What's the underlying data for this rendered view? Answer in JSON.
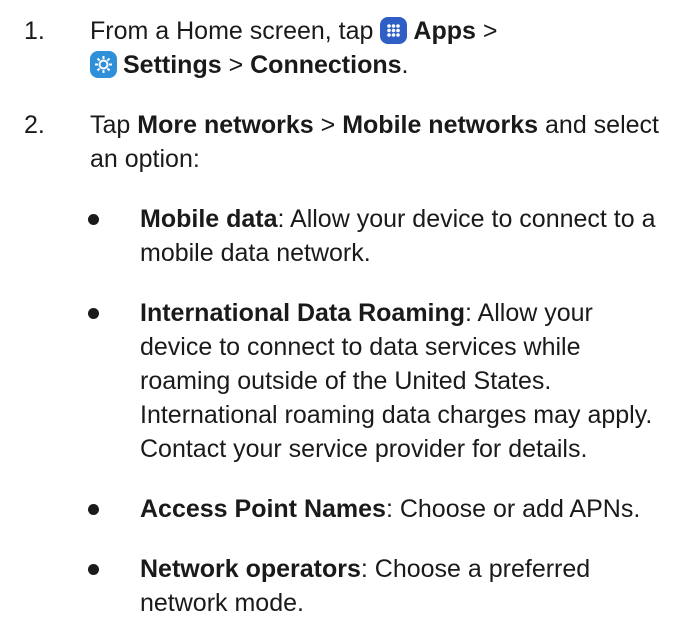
{
  "steps": [
    {
      "number": "1.",
      "line1_prefix": "From a Home screen, tap",
      "apps": "Apps",
      "sep1": " >",
      "settings": "Settings",
      "sep2": " > ",
      "connections": "Connections",
      "period": "."
    },
    {
      "number": "2.",
      "prefix": "Tap ",
      "more_networks": "More networks",
      "sep": " > ",
      "mobile_networks": "Mobile networks",
      "suffix": " and select an option:"
    }
  ],
  "options": [
    {
      "title": "Mobile data",
      "text": ": Allow your device to connect to a mobile data network."
    },
    {
      "title": "International Data Roaming",
      "text": ": Allow your device to connect to data services while roaming outside of the United States. International roaming data charges may apply. Contact your service provider for details."
    },
    {
      "title": "Access Point Names",
      "text": ": Choose or add APNs."
    },
    {
      "title": "Network operators",
      "text": ": Choose a preferred network mode."
    }
  ],
  "icons": {
    "apps": "apps-grid-icon",
    "settings": "settings-gear-icon",
    "apps_color": "#2f5ec4",
    "settings_color": "#2f8fd9"
  }
}
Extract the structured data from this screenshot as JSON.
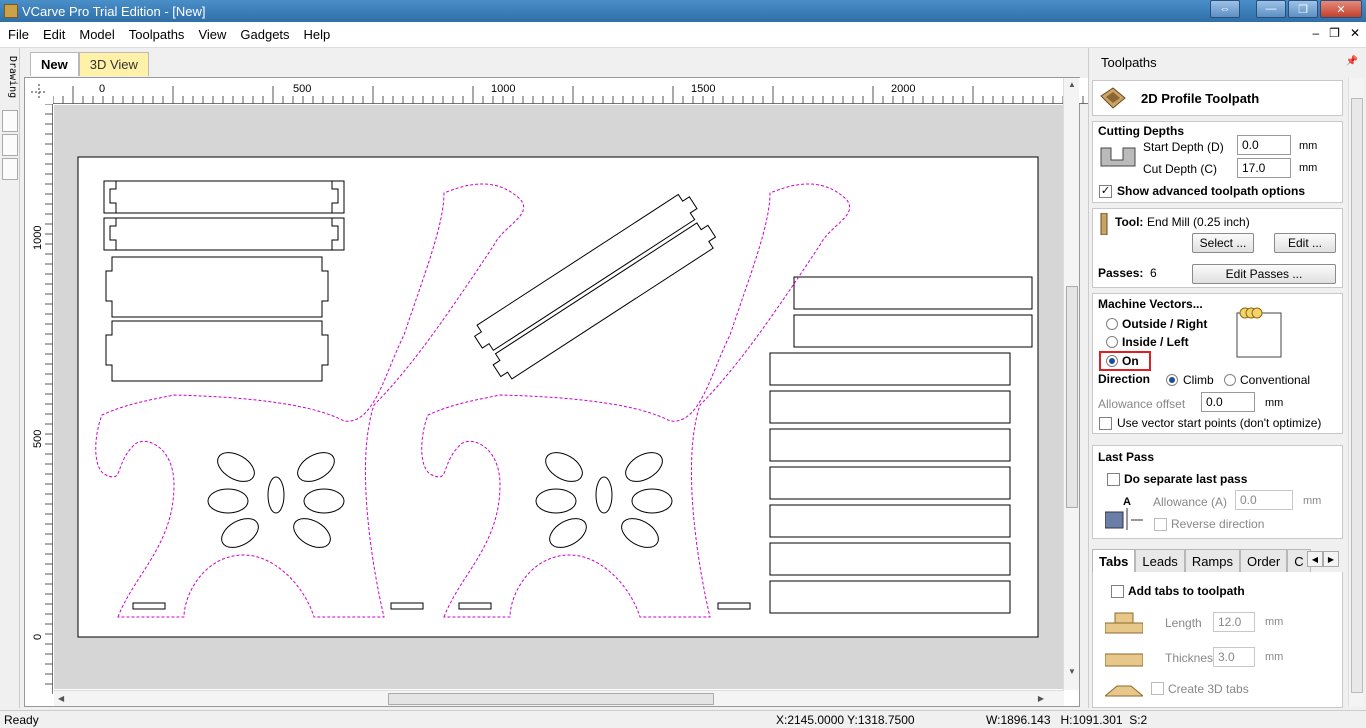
{
  "window": {
    "title": "VCarve Pro Trial Edition - [New]",
    "buttons": [
      "⇔",
      "—",
      "❐",
      "✕"
    ]
  },
  "menu": {
    "items": [
      "File",
      "Edit",
      "Model",
      "Toolpaths",
      "View",
      "Gadgets",
      "Help"
    ],
    "mdi_buttons": [
      "–",
      "❐",
      "✕"
    ]
  },
  "left_strip": {
    "label": "Drawing"
  },
  "doc_tabs": {
    "tabs": [
      "New",
      "3D View"
    ],
    "active": "New"
  },
  "rulers": {
    "horizontal_ticks": [
      "0",
      "500",
      "1000",
      "1500",
      "2000"
    ],
    "vertical_ticks": [
      "1000",
      "500",
      "0"
    ]
  },
  "panel": {
    "title": "Toolpaths",
    "header": "2D Profile Toolpath",
    "cutting_depths": {
      "heading": "Cutting Depths",
      "start_depth_label": "Start Depth (D)",
      "start_depth_value": "0.0",
      "cut_depth_label": "Cut Depth (C)",
      "cut_depth_value": "17.0",
      "unit": "mm",
      "show_advanced_label": "Show advanced toolpath options",
      "show_advanced_checked": true
    },
    "tool": {
      "label": "Tool:",
      "name": "End Mill (0.25 inch)",
      "select_button": "Select ...",
      "edit_button": "Edit ...",
      "passes_label": "Passes:",
      "passes_value": "6",
      "edit_passes_button": "Edit Passes ..."
    },
    "machine_vectors": {
      "heading": "Machine Vectors...",
      "options": [
        "Outside / Right",
        "Inside / Left",
        "On"
      ],
      "selected": "On",
      "direction_label": "Direction",
      "direction_options": [
        "Climb",
        "Conventional"
      ],
      "direction_selected": "Climb",
      "allowance_label": "Allowance offset",
      "allowance_value": "0.0",
      "unit": "mm",
      "vector_start_label": "Use vector start points (don't optimize)"
    },
    "last_pass": {
      "heading": "Last Pass",
      "separate_label": "Do separate last pass",
      "allowance_label": "Allowance (A)",
      "allowance_value": "0.0",
      "unit": "mm",
      "reverse_label": "Reverse direction",
      "diagram_letter": "A"
    },
    "tabs": {
      "items": [
        "Tabs",
        "Leads",
        "Ramps",
        "Order",
        "C"
      ],
      "active": "Tabs",
      "add_tabs_label": "Add tabs to toolpath",
      "length_label": "Length",
      "length_value": "12.0",
      "thickness_label": "Thickness",
      "thickness_value": "3.0",
      "unit": "mm",
      "create_3d_label": "Create 3D tabs"
    }
  },
  "status": {
    "ready": "Ready",
    "coords": "X:2145.0000 Y:1318.7500",
    "size": "W:1896.143   H:1091.301  S:2"
  },
  "colors": {
    "selection_dash": "#cc00cc",
    "highlight_box": "#e02020",
    "tab_inactive": "#fff1a8",
    "titlebar": "#2f6fa8"
  }
}
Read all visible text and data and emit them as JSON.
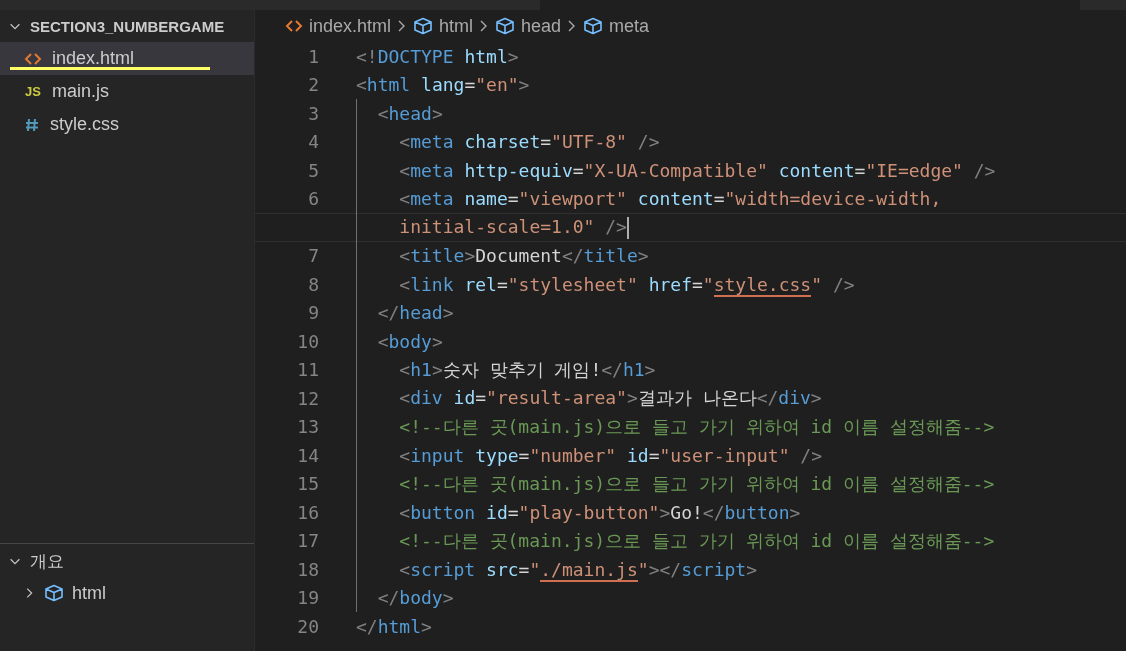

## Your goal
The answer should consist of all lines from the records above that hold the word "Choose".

## Task answer
      "text": ": Choose or add APNs."
      "text": ": Choose a preferred network mode."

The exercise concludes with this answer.